Yingluck Shinawatra
Yingluck Shinawatra, sister of ousted premier Thaksin Shinawatra greets her supporters Reuters

After her party won the parliamentary majority in Sunday's election, Yingluck Shinawatra will become Thailand's first female prime minister.

The sister of former Prime Minister Thaksin Shinawatra, Yingluck scored a victory for the popular new Pheu Thai party. She defeated incumbent Abhisit Vejjajiva and the military-backed government that destroyed her party five years ago.

I don't like to say that Pheu Thai has won, but I'd rather say the people have given the Pheu Thai party and myself a chance to serve them, Yingluck said in her victory speech in Bangkok.

There's still a lot of work to be done in the future, in terms of the well-being of the people and for the country's unity and reconciliation.

Much like her brother did in his first ministerial run, Yingluck appealed to the country's rural farmers and impoverished urban voters.

Yingluck has surprised many from near and far.
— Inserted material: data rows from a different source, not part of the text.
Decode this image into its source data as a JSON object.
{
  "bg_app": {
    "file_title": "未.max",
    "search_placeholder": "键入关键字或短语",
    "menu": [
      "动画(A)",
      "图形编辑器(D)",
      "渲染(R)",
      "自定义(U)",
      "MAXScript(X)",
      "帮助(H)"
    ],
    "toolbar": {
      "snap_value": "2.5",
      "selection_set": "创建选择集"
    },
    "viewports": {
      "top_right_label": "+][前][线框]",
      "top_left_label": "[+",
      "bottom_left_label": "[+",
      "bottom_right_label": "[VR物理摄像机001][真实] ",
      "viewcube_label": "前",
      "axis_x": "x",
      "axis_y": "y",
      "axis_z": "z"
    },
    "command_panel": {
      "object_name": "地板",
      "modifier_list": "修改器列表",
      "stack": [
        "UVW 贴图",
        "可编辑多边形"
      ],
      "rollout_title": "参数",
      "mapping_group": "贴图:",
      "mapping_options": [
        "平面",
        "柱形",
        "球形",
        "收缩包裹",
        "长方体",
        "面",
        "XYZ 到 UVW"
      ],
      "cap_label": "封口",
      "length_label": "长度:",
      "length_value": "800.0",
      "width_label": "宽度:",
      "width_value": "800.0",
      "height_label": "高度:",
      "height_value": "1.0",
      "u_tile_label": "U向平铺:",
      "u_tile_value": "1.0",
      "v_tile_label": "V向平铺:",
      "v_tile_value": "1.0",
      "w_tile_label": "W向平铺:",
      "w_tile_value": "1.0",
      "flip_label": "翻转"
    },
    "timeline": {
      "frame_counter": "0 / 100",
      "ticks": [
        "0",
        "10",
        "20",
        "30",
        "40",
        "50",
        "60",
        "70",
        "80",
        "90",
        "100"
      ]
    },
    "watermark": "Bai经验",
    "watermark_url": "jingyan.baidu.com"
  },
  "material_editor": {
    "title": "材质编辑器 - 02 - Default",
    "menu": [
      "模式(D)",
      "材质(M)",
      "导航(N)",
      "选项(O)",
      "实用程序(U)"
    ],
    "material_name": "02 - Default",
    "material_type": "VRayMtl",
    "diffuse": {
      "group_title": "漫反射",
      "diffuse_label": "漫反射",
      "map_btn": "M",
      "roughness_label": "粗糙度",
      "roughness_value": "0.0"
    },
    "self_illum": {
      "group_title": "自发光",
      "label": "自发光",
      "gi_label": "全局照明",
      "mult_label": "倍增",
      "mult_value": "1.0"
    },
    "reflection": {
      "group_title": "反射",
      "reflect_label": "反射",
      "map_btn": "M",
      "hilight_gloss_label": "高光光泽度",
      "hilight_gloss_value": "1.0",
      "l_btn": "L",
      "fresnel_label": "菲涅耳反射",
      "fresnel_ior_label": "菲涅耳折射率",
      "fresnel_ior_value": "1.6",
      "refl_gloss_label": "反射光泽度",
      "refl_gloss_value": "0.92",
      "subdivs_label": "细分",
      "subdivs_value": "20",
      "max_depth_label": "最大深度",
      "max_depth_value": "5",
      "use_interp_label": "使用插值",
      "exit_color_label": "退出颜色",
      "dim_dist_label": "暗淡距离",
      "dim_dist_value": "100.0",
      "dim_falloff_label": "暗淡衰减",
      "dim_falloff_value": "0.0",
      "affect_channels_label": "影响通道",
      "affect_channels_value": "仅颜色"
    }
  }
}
She is a novice but not naive, and ran a deft campaign, said Guardian analyst Thitinan Pongsudhirak.

Despite Thaksin's tumultuous relationship with the Thai military, national army chief General Prawit Wongsuwon told Thai newspapers that he would not intervene or challenge the election results.

Military intrusion into Thai democracy is notorious, and the majority of the southeast Asian nation's prime ministers have been replaced by generals over the years.
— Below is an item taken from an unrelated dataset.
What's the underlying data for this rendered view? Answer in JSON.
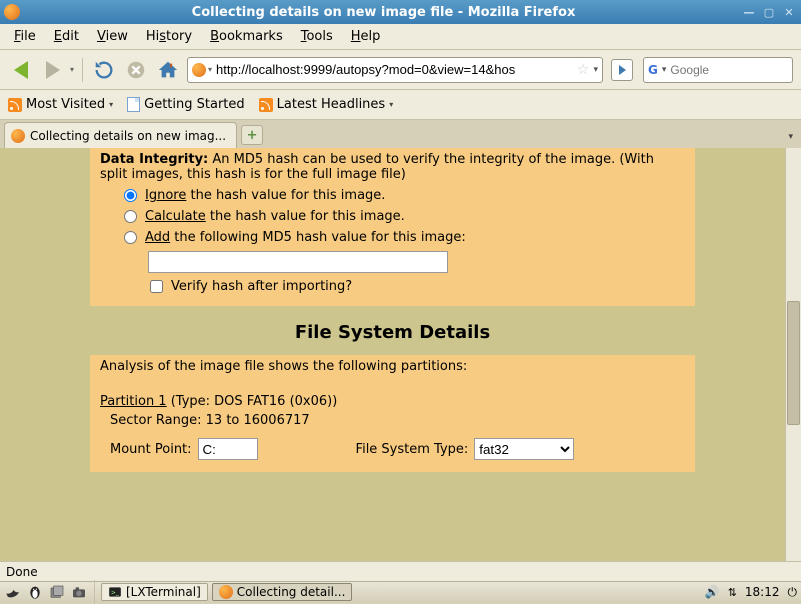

Pheu Thai, which translates to For Thais, is the latest incarnation of Thaksin's Thai Rak Thai party. It has undergone a number of changes since its 2001 inception, and was officially banned in 2007.

Yingluck said that she is talking to small opposition parties, hoping that they will merge with Pheu Thai's government, securing her a diversified, stronger voice in parliament.

The biggest question in this election is what the result now means for Thaksin himself. Overthrown in a bloodless coup d'état in 2006, Thaksin has been living in exile in Dubai after he was convicted of multiple corruption charges in absentia. Until the election, Thaskin would have been arrested by military police if he was to return to Thailand, but the Pheu Thai victory may open the door for his return.

Thaksin is a telecommunications billionaire turned champion of the poor farmer. His rise to power saw dramatic economic growth in rural areas, but was laden with controversy. He was charged by rivals at having bought votes through loan programs, and his literal war on drugs outraged humanitarian and human rights organizations around the world.

Many speculate that Thaksin, who once called his sister his political clone, will return to Thailand to run the government over Yingluck's shoulder. Yingluck's followers are the same enthusiastic Red Shirts who staged massive protests this time last year that left 90 people dead.

Many felt that a vote for Yingluck would achieve what last year's Bangkok occupation didn't, but if Thaksin returns, it may lead to the type of military resistance that General Prawit agreed to avoid.